= WORK TO BE COMPLETED =
Set the data below down again, exactly, with every picture left out.

= WORKING DATA =
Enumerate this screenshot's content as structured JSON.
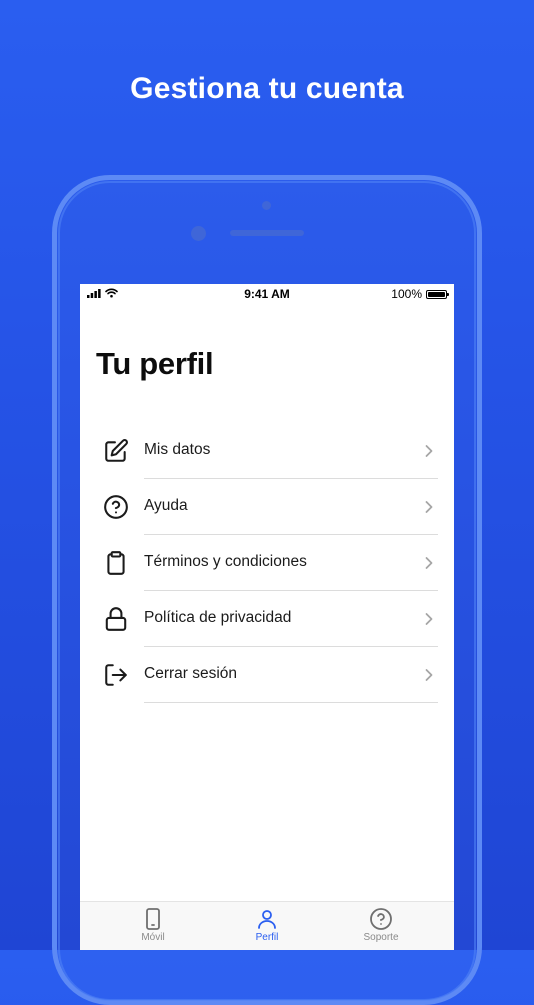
{
  "headline": "Gestiona tu cuenta",
  "status_bar": {
    "time": "9:41 AM",
    "battery": "100%"
  },
  "page": {
    "title": "Tu perfil"
  },
  "menu": {
    "items": [
      {
        "label": "Mis datos",
        "icon": "edit-icon"
      },
      {
        "label": "Ayuda",
        "icon": "help-circle-icon"
      },
      {
        "label": "Términos y condiciones",
        "icon": "clipboard-icon"
      },
      {
        "label": "Política de privacidad",
        "icon": "lock-icon"
      },
      {
        "label": "Cerrar sesión",
        "icon": "logout-icon"
      }
    ]
  },
  "tabbar": {
    "tabs": [
      {
        "label": "Móvil",
        "icon": "phone-icon",
        "active": false
      },
      {
        "label": "Perfil",
        "icon": "user-icon",
        "active": true
      },
      {
        "label": "Soporte",
        "icon": "help-circle-icon",
        "active": false
      }
    ]
  },
  "colors": {
    "background": "#2553e6",
    "accent": "#2a5ef0",
    "device_frame": "#5d8af5"
  }
}
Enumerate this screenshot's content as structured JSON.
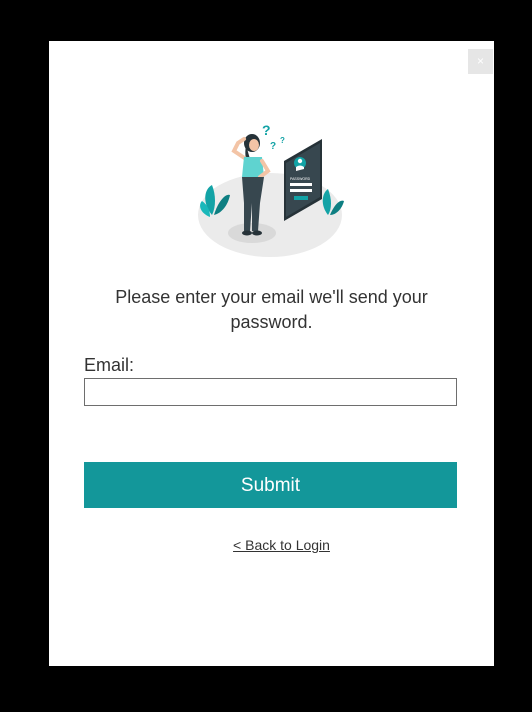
{
  "dialog": {
    "close_label": "×"
  },
  "illustration": {
    "icon": "forgot-password-illustration",
    "panel_text": "PASSWORD"
  },
  "form": {
    "message": "Please enter your email we'll send your password.",
    "email_label": "Email:",
    "email_value": "",
    "email_placeholder": "",
    "submit_label": "Submit",
    "back_link_label": "< Back to Login"
  },
  "colors": {
    "accent": "#13979a",
    "text": "#333333",
    "backdrop": "#000000",
    "close_bg": "#e6e6e6"
  }
}
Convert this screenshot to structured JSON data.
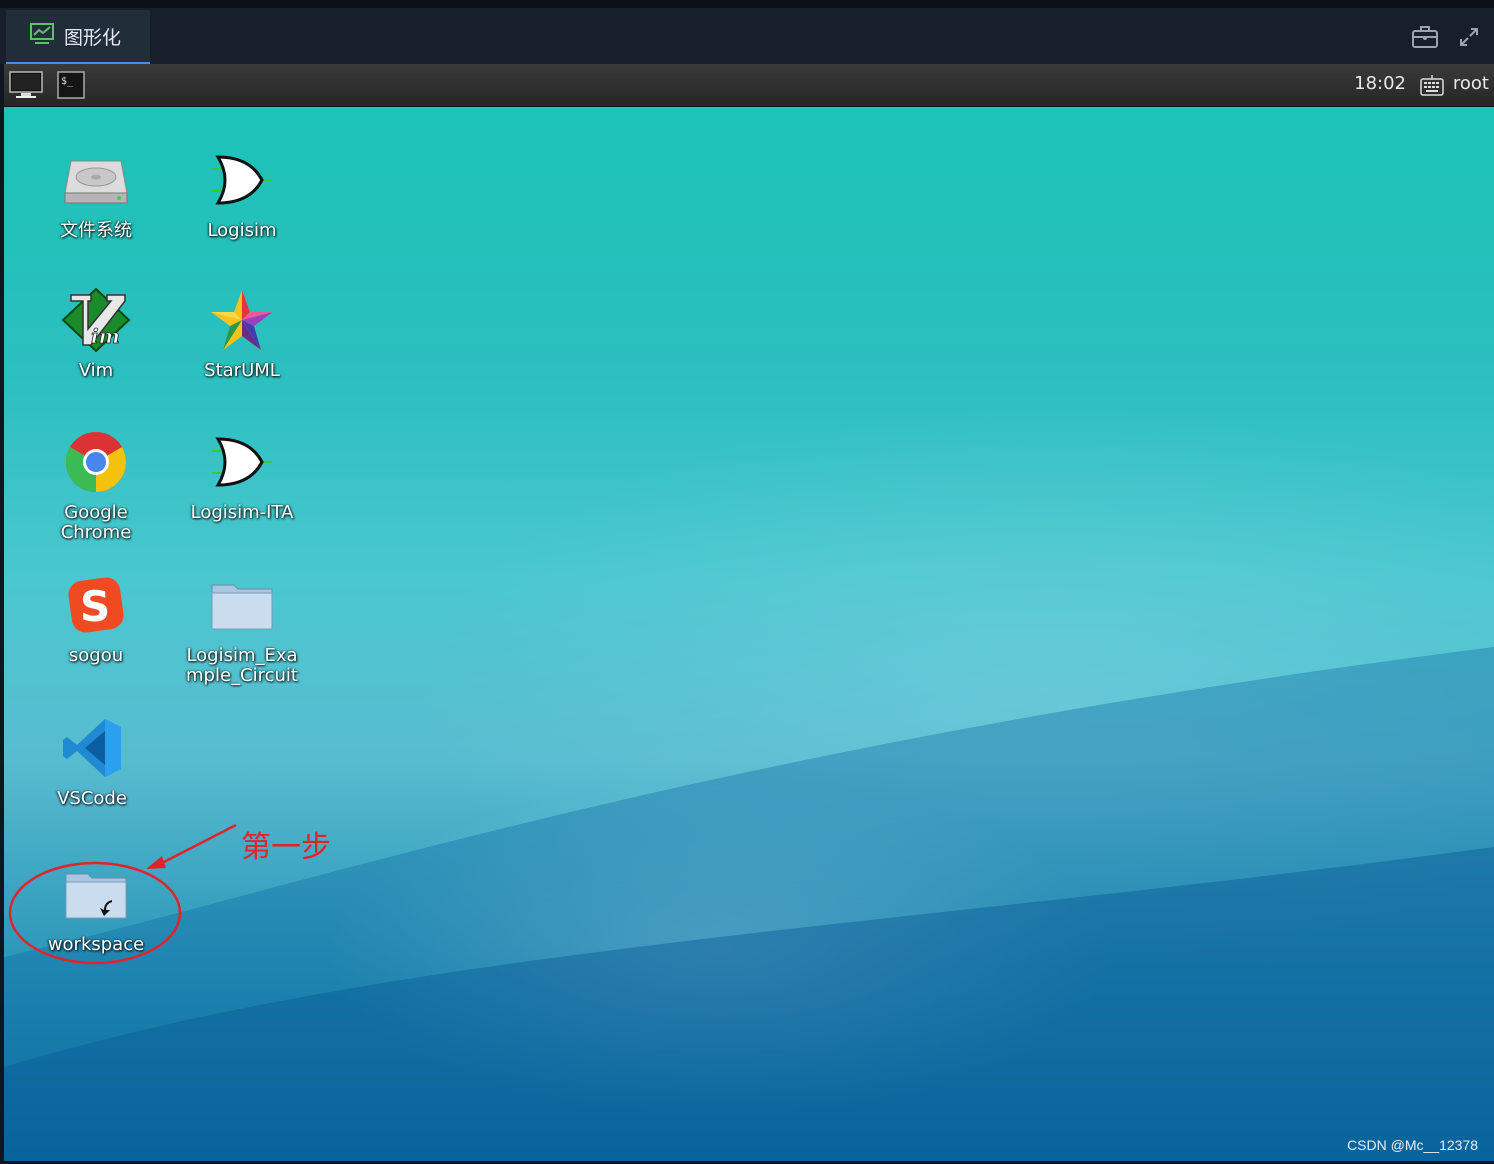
{
  "window": {
    "tab_label": "图形化",
    "tab_icon": "monitor-chart-icon",
    "top_right_icons": [
      "toolbox-icon",
      "fullscreen-icon"
    ]
  },
  "panel": {
    "launchers": [
      "display-icon",
      "terminal-icon"
    ],
    "clock": "18:02",
    "keyboard_icon": "keyboard-icon",
    "user": "root"
  },
  "desktop": {
    "icons": [
      {
        "label": "文件系统",
        "icon": "hard-drive-icon"
      },
      {
        "label": "Logisim",
        "icon": "or-gate-icon"
      },
      {
        "label": "Vim",
        "icon": "vim-icon"
      },
      {
        "label": "StarUML",
        "icon": "star-icon"
      },
      {
        "label": "Google\nChrome",
        "icon": "chrome-icon"
      },
      {
        "label": "Logisim-ITA",
        "icon": "or-gate-icon"
      },
      {
        "label": "sogou",
        "icon": "sogou-icon"
      },
      {
        "label": "Logisim_Exa\nmple_Circuit",
        "icon": "folder-icon"
      },
      {
        "label": "VSCode",
        "icon": "vscode-icon"
      },
      {
        "label": "workspace",
        "icon": "folder-link-icon"
      }
    ]
  },
  "annotation": {
    "text": "第一步",
    "color": "#e0232b"
  },
  "watermark": "CSDN @Mc__12378"
}
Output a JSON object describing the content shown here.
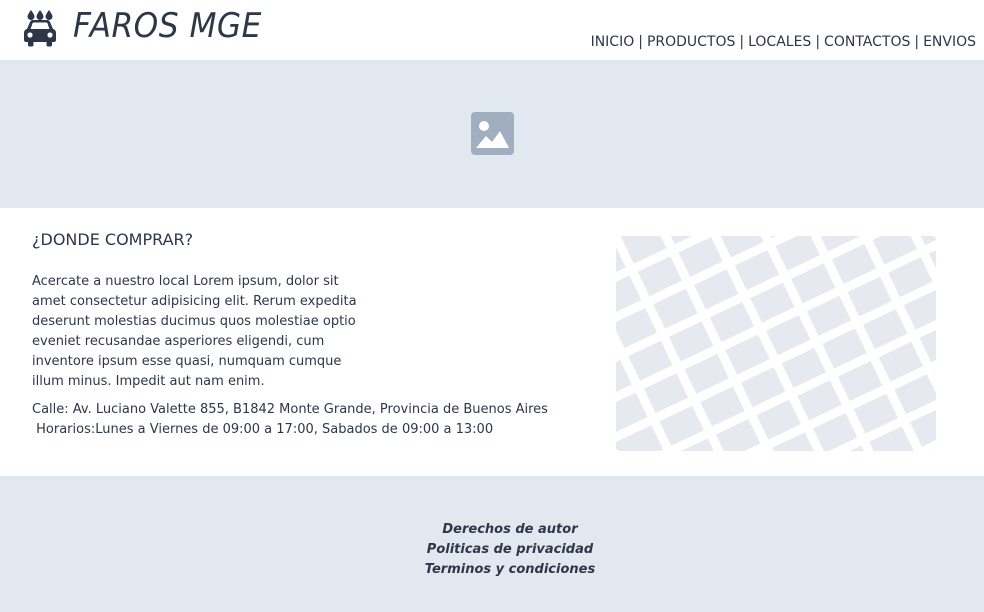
{
  "brand": {
    "name": "FAROS MGE",
    "icon": "car-wash-icon"
  },
  "nav": {
    "items": [
      {
        "label": "INICIO"
      },
      {
        "label": "PRODUCTOS"
      },
      {
        "label": "LOCALES"
      },
      {
        "label": "CONTACTOS"
      },
      {
        "label": "ENVIOS"
      }
    ],
    "separator": "|"
  },
  "hero": {
    "icon": "image-placeholder-icon"
  },
  "section": {
    "title": "¿DONDE COMPRAR?",
    "description": "Acercate a nuestro local Lorem ipsum, dolor sit amet consectetur adipisicing elit. Rerum expedita deserunt molestias ducimus quos molestiae optio eveniet recusandae asperiores eligendi, cum inventore ipsum esse quasi, numquam cumque illum minus. Impedit aut nam enim.",
    "address": "Calle: Av. Luciano Valette 855, B1842 Monte Grande, Provincia de Buenos Aires",
    "hours": " Horarios:Lunes a Viernes de 09:00 a 17:00, Sabados de 09:00 a 13:00"
  },
  "map": {
    "icon": "map-placeholder-icon"
  },
  "footer": {
    "links": [
      {
        "label": "Derechos de autor"
      },
      {
        "label": "Politicas de privacidad"
      },
      {
        "label": "Terminos y condiciones"
      }
    ]
  },
  "colors": {
    "text": "#2d3748",
    "band": "#e2e8f0",
    "placeholder_icon": "#a0aec0",
    "map_bg": "#e6e9ef"
  }
}
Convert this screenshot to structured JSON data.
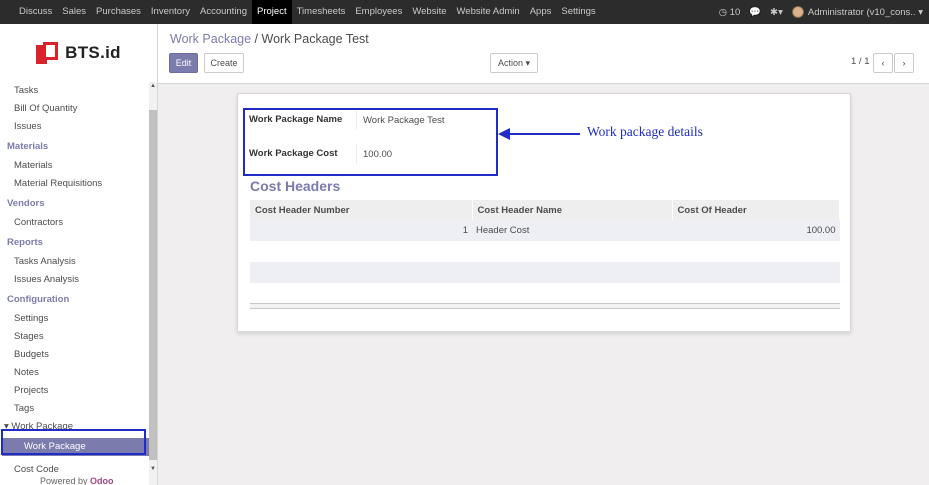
{
  "topbar": {
    "menu": [
      "Discuss",
      "Sales",
      "Purchases",
      "Inventory",
      "Accounting",
      "Project",
      "Timesheets",
      "Employees",
      "Website",
      "Website Admin",
      "Apps",
      "Settings"
    ],
    "active_menu": "Project",
    "messages_count": "10",
    "user": "Administrator (v10_cons..",
    "icons": [
      "clock-icon",
      "chat-icon",
      "bug-icon",
      "caret-down-icon"
    ]
  },
  "logo": {
    "text": "BTS.id"
  },
  "sidebar": {
    "groups": [
      {
        "header": "",
        "items": [
          "Tasks",
          "Bill Of Quantity",
          "Issues"
        ]
      },
      {
        "header": "Materials",
        "items": [
          "Materials",
          "Material Requisitions"
        ]
      },
      {
        "header": "Vendors",
        "items": [
          "Contractors"
        ]
      },
      {
        "header": "Reports",
        "items": [
          "Tasks Analysis",
          "Issues Analysis"
        ]
      },
      {
        "header": "Configuration",
        "items": [
          "Settings",
          "Stages",
          "Budgets",
          "Notes",
          "Projects",
          "Tags"
        ]
      }
    ],
    "collapsible": "Work Package",
    "active_item": "Work Package",
    "after_item": "Cost Code",
    "powered_prefix": "Powered by",
    "powered_brand": "Odoo"
  },
  "breadcrumb": {
    "parent": "Work Package",
    "separator": "/",
    "current": "Work Package Test"
  },
  "buttons": {
    "edit": "Edit",
    "create": "Create",
    "action": "Action"
  },
  "pager": {
    "value": "1 / 1"
  },
  "form": {
    "name_label": "Work Package Name",
    "name_value": "Work Package Test",
    "cost_label": "Work Package Cost",
    "cost_value": "100.00",
    "section_title": "Cost Headers",
    "columns": [
      "Cost Header Number",
      "Cost Header Name",
      "Cost Of Header"
    ],
    "rows": [
      {
        "number": "1",
        "name": "Header Cost",
        "cost": "100.00"
      }
    ]
  },
  "annotation": {
    "label": "Work package details",
    "color": "#1f2cc6"
  },
  "colors": {
    "accent": "#7c7bad",
    "topbar": "#2c2c2c",
    "logo_red": "#d8232a"
  }
}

= SOLUTION FOR THIS PROBLEM =
Enumerate this screenshot's content as structured JSON.
{
  "headline": "Gestiona tu cuenta",
  "status_bar": {
    "time": "9:41 AM",
    "battery": "100%"
  },
  "page": {
    "title": "Tu perfil"
  },
  "menu": {
    "items": [
      {
        "label": "Mis datos",
        "icon": "edit-icon"
      },
      {
        "label": "Ayuda",
        "icon": "help-circle-icon"
      },
      {
        "label": "Términos y condiciones",
        "icon": "clipboard-icon"
      },
      {
        "label": "Política de privacidad",
        "icon": "lock-icon"
      },
      {
        "label": "Cerrar sesión",
        "icon": "logout-icon"
      }
    ]
  },
  "tabbar": {
    "tabs": [
      {
        "label": "Móvil",
        "icon": "phone-icon",
        "active": false
      },
      {
        "label": "Perfil",
        "icon": "user-icon",
        "active": true
      },
      {
        "label": "Soporte",
        "icon": "help-circle-icon",
        "active": false
      }
    ]
  },
  "colors": {
    "background": "#2553e6",
    "accent": "#2a5ef0",
    "device_frame": "#5d8af5"
  }
}
Enumerate this screenshot's content as structured JSON.
{
  "dialog": {
    "close_label": "×"
  },
  "illustration": {
    "icon": "forgot-password-illustration",
    "panel_text": "PASSWORD"
  },
  "form": {
    "message": "Please enter your email we'll send your password.",
    "email_label": "Email:",
    "email_value": "",
    "email_placeholder": "",
    "submit_label": "Submit",
    "back_link_label": "< Back to Login"
  },
  "colors": {
    "accent": "#13979a",
    "text": "#333333",
    "backdrop": "#000000",
    "close_bg": "#e6e6e6"
  }
}
Convert this screenshot to structured JSON data.
{
  "window": {
    "tab_label": "图形化",
    "tab_icon": "monitor-chart-icon",
    "top_right_icons": [
      "toolbox-icon",
      "fullscreen-icon"
    ]
  },
  "panel": {
    "launchers": [
      "display-icon",
      "terminal-icon"
    ],
    "clock": "18:02",
    "keyboard_icon": "keyboard-icon",
    "user": "root"
  },
  "desktop": {
    "icons": [
      {
        "label": "文件系统",
        "icon": "hard-drive-icon"
      },
      {
        "label": "Logisim",
        "icon": "or-gate-icon"
      },
      {
        "label": "Vim",
        "icon": "vim-icon"
      },
      {
        "label": "StarUML",
        "icon": "star-icon"
      },
      {
        "label": "Google\nChrome",
        "icon": "chrome-icon"
      },
      {
        "label": "Logisim-ITA",
        "icon": "or-gate-icon"
      },
      {
        "label": "sogou",
        "icon": "sogou-icon"
      },
      {
        "label": "Logisim_Exa\nmple_Circuit",
        "icon": "folder-icon"
      },
      {
        "label": "VSCode",
        "icon": "vscode-icon"
      },
      {
        "label": "workspace",
        "icon": "folder-link-icon"
      }
    ]
  },
  "annotation": {
    "text": "第一步",
    "color": "#e0232b"
  },
  "watermark": "CSDN @Mc__12378"
}
Output a JSON object describing the content shown here.
{
  "brand": {
    "name": "FAROS MGE",
    "icon": "car-wash-icon"
  },
  "nav": {
    "items": [
      {
        "label": "INICIO"
      },
      {
        "label": "PRODUCTOS"
      },
      {
        "label": "LOCALES"
      },
      {
        "label": "CONTACTOS"
      },
      {
        "label": "ENVIOS"
      }
    ],
    "separator": "|"
  },
  "hero": {
    "icon": "image-placeholder-icon"
  },
  "section": {
    "title": "¿DONDE COMPRAR?",
    "description": "Acercate a nuestro local Lorem ipsum, dolor sit amet consectetur adipisicing elit. Rerum expedita deserunt molestias ducimus quos molestiae optio eveniet recusandae asperiores eligendi, cum inventore ipsum esse quasi, numquam cumque illum minus. Impedit aut nam enim.",
    "address": "Calle: Av. Luciano Valette 855, B1842 Monte Grande, Provincia de Buenos Aires",
    "hours": " Horarios:Lunes a Viernes de 09:00 a 17:00, Sabados de 09:00 a 13:00"
  },
  "map": {
    "icon": "map-placeholder-icon"
  },
  "footer": {
    "links": [
      {
        "label": "Derechos de autor"
      },
      {
        "label": "Politicas de privacidad"
      },
      {
        "label": "Terminos y condiciones"
      }
    ]
  },
  "colors": {
    "text": "#2d3748",
    "band": "#e2e8f0",
    "placeholder_icon": "#a0aec0",
    "map_bg": "#e6e9ef"
  }
}
Convert this screenshot to structured JSON data.
{
  "topbar": {
    "menu": [
      "Discuss",
      "Sales",
      "Purchases",
      "Inventory",
      "Accounting",
      "Project",
      "Timesheets",
      "Employees",
      "Website",
      "Website Admin",
      "Apps",
      "Settings"
    ],
    "active_menu": "Project",
    "messages_count": "10",
    "user": "Administrator (v10_cons..",
    "icons": [
      "clock-icon",
      "chat-icon",
      "bug-icon",
      "caret-down-icon"
    ]
  },
  "logo": {
    "text": "BTS.id"
  },
  "sidebar": {
    "groups": [
      {
        "header": "",
        "items": [
          "Tasks",
          "Bill Of Quantity",
          "Issues"
        ]
      },
      {
        "header": "Materials",
        "items": [
          "Materials",
          "Material Requisitions"
        ]
      },
      {
        "header": "Vendors",
        "items": [
          "Contractors"
        ]
      },
      {
        "header": "Reports",
        "items": [
          "Tasks Analysis",
          "Issues Analysis"
        ]
      },
      {
        "header": "Configuration",
        "items": [
          "Settings",
          "Stages",
          "Budgets",
          "Notes",
          "Projects",
          "Tags"
        ]
      }
    ],
    "collapsible": "Work Package",
    "active_item": "Work Package",
    "after_item": "Cost Code",
    "powered_prefix": "Powered by",
    "powered_brand": "Odoo"
  },
  "breadcrumb": {
    "parent": "Work Package",
    "separator": "/",
    "current": "Work Package Test"
  },
  "buttons": {
    "edit": "Edit",
    "create": "Create",
    "action": "Action"
  },
  "pager": {
    "value": "1 / 1"
  },
  "form": {
    "name_label": "Work Package Name",
    "name_value": "Work Package Test",
    "cost_label": "Work Package Cost",
    "cost_value": "100.00",
    "section_title": "Cost Headers",
    "columns": [
      "Cost Header Number",
      "Cost Header Name",
      "Cost Of Header"
    ],
    "rows": [
      {
        "number": "1",
        "name": "Header Cost",
        "cost": "100.00"
      }
    ]
  },
  "annotation": {
    "label": "Work package details",
    "color": "#1f2cc6"
  },
  "colors": {
    "accent": "#7c7bad",
    "topbar": "#2c2c2c",
    "logo_red": "#d8232a"
  }
}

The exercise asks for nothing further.